• _Provided entries_
________

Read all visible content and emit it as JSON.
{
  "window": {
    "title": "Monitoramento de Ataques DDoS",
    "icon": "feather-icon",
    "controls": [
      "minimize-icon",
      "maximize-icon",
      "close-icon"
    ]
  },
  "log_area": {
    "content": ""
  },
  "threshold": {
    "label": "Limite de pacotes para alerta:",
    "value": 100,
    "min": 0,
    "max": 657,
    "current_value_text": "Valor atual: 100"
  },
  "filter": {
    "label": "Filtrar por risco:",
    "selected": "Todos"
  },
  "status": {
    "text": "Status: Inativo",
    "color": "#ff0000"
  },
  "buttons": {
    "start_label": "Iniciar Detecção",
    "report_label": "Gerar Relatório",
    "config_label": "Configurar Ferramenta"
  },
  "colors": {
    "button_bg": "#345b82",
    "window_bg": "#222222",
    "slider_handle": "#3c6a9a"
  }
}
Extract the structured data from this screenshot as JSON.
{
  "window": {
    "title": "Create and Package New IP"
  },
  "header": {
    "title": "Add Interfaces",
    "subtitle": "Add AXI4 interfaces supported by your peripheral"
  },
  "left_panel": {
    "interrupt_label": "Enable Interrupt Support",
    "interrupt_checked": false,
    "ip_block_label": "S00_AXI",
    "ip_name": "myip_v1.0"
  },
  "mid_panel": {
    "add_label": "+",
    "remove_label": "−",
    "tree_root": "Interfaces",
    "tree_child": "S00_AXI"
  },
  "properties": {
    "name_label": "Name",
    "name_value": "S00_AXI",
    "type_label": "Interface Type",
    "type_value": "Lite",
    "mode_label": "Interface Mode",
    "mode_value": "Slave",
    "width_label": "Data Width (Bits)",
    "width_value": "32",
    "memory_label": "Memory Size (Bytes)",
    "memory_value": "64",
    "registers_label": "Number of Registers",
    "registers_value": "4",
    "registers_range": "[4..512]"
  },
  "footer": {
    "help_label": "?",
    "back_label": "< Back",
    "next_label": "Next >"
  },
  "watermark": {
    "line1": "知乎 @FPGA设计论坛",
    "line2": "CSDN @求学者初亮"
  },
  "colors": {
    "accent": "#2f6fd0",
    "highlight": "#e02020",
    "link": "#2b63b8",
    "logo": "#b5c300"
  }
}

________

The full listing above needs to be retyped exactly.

• _Output below_
Read all visible content and emit it as JSON.
{
  "window": {
    "title": "Monitoramento de Ataques DDoS",
    "icon": "feather-icon",
    "controls": [
      "minimize-icon",
      "maximize-icon",
      "close-icon"
    ]
  },
  "log_area": {
    "content": ""
  },
  "threshold": {
    "label": "Limite de pacotes para alerta:",
    "value": 100,
    "min": 0,
    "max": 657,
    "current_value_text": "Valor atual: 100"
  },
  "filter": {
    "label": "Filtrar por risco:",
    "selected": "Todos"
  },
  "status": {
    "text": "Status: Inativo",
    "color": "#ff0000"
  },
  "buttons": {
    "start_label": "Iniciar Detecção",
    "report_label": "Gerar Relatório",
    "config_label": "Configurar Ferramenta"
  },
  "colors": {
    "button_bg": "#345b82",
    "window_bg": "#222222",
    "slider_handle": "#3c6a9a"
  }
}
Extract the structured data from this screenshot as JSON.
{
  "window": {
    "title": "Create and Package New IP"
  },
  "header": {
    "title": "Add Interfaces",
    "subtitle": "Add AXI4 interfaces supported by your peripheral"
  },
  "left_panel": {
    "interrupt_label": "Enable Interrupt Support",
    "interrupt_checked": false,
    "ip_block_label": "S00_AXI",
    "ip_name": "myip_v1.0"
  },
  "mid_panel": {
    "add_label": "+",
    "remove_label": "−",
    "tree_root": "Interfaces",
    "tree_child": "S00_AXI"
  },
  "properties": {
    "name_label": "Name",
    "name_value": "S00_AXI",
    "type_label": "Interface Type",
    "type_value": "Lite",
    "mode_label": "Interface Mode",
    "mode_value": "Slave",
    "width_label": "Data Width (Bits)",
    "width_value": "32",
    "memory_label": "Memory Size (Bytes)",
    "memory_value": "64",
    "registers_label": "Number of Registers",
    "registers_value": "4",
    "registers_range": "[4..512]"
  },
  "footer": {
    "help_label": "?",
    "back_label": "< Back",
    "next_label": "Next >"
  },
  "watermark": {
    "line1": "知乎 @FPGA设计论坛",
    "line2": "CSDN @求学者初亮"
  },
  "colors": {
    "accent": "#2f6fd0",
    "highlight": "#e02020",
    "link": "#2b63b8",
    "logo": "#b5c300"
  }
}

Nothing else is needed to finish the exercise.